Let’s start with the consumer (shouldn’t we always?) Consumers are going to want even more value and purpose from their brands – anything marginal will be dropped, as there will undoubtably be a squeeze on share of wallet. The mood music has changed – the drumbeat is heating v eating. The action points for food and retail brands are probably self-evident: think about value from every angle; where can you champion and be on the side of the consumer; what can you offer more of; and, if you do need to increase price, then make sure the value you give is front and center.
How do you help families that are struggling? As an aside, when interest rates did hit 17.5% and we were struggling, I can remember buying a selection of tinned tomatoes and tipping them all into separate bowls to see which value brand offered me the most tomatoes. Today in the UK there are more food banks than branches of McDonald’s – and more people are donating to food banks than ever before. Covid has made us more in touch with our neighbors and neighborhood – we care about everyone.
But do all brands need to have a rethink in this new era? We know that a section of the population has done quite well over the past two years – they have paid off more debt and saved more money. So, if you are targeting these lucky folks, do you still have to think about inflation?
In short, yes you do. Firstly, because your costs and your prices will be going up. Secondly, and most importantly, because the mood music has changed. And it’s contagious. Everyone will be seeing the rise in their energy prices and goods – and talking about it. So whatever sector your brand is in, this is the moment to sharpen every consumer touchpoint – the whole journey needs to be frictionless and if you haven’t embraced what tech platforms and artificial intelligence (AI) can do for you, do just that.
Importantly, we have seen over the past decade in particular a growing respect for marketers at the boardroom table – a deeper understanding of the equity companies hold in their brands. But just because of this, don’t think that chief financial officers will not want to adjust all variable cost levers in their battle to control margin and EBTA.
It means the brand war will be shifting – and the winners will be the chief marketers who can make their budgets work the most effectively. Justification for brand building will be back – and the way to win is to show the return of investment for every pound spent. Don’t let all the hard work and brand equity give ground now. There are some brilliant studies from the IPA that show brands that invest in long-term brand building win in hard-fought areas of share of wallet.
And lastly, never ever forget the role for creativity. Think creatively about all aspects of the brand. Is there something that can be changed in your approach to behavioral economics? Are you being brave enough with your ambitions?
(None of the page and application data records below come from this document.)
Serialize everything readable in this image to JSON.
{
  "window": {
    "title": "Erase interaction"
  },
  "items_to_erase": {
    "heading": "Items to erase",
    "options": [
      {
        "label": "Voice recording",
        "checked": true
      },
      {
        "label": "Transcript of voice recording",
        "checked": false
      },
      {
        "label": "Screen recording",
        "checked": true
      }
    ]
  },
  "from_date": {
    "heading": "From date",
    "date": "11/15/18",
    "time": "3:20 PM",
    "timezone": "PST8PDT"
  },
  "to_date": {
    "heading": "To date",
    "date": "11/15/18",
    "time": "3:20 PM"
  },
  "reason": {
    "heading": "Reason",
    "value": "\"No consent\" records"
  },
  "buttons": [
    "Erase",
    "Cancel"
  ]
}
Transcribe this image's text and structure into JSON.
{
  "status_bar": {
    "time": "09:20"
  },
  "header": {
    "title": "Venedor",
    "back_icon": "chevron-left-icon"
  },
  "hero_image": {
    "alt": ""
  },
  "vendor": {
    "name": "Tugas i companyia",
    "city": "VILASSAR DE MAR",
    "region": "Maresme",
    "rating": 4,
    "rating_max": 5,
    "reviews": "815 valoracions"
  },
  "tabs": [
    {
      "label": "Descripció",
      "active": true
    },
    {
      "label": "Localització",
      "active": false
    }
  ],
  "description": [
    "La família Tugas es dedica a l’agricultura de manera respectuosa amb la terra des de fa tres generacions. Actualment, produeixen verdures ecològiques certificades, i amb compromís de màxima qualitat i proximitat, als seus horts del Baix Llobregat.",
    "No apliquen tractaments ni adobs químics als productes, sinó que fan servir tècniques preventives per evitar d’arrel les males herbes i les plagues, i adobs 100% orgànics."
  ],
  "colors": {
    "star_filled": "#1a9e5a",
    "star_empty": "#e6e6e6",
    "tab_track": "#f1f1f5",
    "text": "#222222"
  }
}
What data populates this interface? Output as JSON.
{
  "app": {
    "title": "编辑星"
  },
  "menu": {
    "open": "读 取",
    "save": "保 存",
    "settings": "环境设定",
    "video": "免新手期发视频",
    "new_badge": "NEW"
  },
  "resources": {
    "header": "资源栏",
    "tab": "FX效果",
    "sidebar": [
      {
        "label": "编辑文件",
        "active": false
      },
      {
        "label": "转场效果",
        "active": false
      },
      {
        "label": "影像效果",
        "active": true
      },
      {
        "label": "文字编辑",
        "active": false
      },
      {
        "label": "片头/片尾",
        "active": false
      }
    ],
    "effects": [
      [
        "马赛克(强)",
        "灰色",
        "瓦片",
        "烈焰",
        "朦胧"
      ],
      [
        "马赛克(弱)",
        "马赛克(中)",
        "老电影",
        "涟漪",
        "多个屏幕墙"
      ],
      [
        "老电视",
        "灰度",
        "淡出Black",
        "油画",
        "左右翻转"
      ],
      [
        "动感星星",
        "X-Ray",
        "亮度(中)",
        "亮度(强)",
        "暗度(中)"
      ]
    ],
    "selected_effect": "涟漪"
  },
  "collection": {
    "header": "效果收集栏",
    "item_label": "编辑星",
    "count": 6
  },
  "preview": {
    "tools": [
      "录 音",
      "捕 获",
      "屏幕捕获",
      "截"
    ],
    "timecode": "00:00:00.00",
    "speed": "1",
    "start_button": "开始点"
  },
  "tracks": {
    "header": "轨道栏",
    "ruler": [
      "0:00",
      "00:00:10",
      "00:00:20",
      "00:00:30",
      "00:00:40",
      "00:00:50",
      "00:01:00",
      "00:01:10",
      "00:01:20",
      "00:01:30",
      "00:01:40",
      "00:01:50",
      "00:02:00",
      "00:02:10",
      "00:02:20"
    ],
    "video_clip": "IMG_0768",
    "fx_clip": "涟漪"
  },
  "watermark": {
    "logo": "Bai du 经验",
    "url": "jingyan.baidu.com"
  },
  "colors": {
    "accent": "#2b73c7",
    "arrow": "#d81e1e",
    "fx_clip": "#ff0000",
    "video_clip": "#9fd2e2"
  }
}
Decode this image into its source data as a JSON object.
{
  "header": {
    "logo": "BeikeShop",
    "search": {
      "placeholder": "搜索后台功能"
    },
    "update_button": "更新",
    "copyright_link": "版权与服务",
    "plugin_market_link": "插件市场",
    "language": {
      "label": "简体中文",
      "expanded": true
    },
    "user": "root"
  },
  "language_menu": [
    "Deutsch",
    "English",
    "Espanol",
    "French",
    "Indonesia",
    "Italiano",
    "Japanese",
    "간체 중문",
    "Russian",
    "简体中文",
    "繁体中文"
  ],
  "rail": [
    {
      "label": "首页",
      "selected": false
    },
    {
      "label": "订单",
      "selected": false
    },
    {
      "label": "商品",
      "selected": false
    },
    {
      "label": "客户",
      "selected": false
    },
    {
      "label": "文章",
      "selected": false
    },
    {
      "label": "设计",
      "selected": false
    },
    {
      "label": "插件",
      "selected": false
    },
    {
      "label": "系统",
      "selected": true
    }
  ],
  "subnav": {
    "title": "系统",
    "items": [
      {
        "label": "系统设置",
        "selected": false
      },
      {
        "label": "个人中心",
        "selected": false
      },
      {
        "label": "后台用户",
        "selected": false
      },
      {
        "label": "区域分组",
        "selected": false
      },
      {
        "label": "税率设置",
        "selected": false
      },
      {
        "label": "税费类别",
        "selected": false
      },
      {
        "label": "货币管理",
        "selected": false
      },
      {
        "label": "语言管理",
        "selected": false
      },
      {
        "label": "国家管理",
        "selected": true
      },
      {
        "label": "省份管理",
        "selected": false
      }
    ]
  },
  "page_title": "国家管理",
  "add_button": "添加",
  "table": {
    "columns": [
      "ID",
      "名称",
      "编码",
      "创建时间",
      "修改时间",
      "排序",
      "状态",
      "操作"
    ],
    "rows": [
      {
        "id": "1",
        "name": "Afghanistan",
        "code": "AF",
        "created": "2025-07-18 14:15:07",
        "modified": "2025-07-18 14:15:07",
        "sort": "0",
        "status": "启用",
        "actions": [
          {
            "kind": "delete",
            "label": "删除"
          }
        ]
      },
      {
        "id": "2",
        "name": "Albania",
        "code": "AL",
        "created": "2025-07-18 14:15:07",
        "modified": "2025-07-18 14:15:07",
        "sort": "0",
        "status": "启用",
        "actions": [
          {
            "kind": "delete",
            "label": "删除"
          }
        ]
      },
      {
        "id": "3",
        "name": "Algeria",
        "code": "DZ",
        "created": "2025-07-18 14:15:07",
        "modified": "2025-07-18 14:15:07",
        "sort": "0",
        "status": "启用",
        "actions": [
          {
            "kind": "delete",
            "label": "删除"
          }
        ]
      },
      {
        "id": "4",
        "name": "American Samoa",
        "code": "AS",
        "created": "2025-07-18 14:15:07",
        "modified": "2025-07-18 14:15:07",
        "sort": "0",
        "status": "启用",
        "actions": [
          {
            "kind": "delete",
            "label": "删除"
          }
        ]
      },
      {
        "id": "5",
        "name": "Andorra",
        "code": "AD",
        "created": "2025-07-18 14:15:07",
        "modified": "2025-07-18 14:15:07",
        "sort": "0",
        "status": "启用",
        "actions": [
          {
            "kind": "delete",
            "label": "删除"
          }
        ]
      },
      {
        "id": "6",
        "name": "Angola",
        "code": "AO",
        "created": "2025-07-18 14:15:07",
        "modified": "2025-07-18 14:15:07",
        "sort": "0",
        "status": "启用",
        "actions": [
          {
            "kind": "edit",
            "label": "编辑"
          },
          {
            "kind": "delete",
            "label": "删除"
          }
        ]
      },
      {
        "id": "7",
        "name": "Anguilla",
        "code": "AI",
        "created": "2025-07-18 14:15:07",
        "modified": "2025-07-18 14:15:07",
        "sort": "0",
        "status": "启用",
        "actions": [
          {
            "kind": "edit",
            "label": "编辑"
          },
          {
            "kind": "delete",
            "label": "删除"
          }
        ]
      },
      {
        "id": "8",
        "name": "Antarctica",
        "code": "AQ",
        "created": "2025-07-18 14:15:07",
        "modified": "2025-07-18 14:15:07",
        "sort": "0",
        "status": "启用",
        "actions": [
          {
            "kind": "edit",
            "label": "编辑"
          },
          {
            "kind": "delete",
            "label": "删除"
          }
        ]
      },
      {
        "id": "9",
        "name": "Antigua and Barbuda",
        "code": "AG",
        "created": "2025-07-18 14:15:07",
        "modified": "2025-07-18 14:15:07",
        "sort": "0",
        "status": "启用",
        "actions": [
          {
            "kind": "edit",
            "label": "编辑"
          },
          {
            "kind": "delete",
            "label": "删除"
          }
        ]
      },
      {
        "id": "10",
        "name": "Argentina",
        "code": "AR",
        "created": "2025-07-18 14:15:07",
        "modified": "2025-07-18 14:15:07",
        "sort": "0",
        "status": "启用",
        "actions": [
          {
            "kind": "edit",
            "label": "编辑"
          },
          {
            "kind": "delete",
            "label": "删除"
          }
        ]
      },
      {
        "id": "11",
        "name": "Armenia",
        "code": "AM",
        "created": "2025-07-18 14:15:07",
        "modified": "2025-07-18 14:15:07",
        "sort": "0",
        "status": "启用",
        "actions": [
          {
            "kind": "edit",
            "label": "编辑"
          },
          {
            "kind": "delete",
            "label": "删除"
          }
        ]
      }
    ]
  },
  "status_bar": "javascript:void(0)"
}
You will have pivoted and changed during the pandemic – now’s the time to pivot again. Fortune favors the brave in our inflation nation, and this isn’t the moment to row back on your creativity.
After all, one of the key lessons we’ve all learned over the past two years is that adversity is a great fire starter for creativity, and I know we will see some amazing brand thinking coming our way embracing inflation as a backdrop.
Nina Jasinski is chief marketing officer at Ogilvy UK.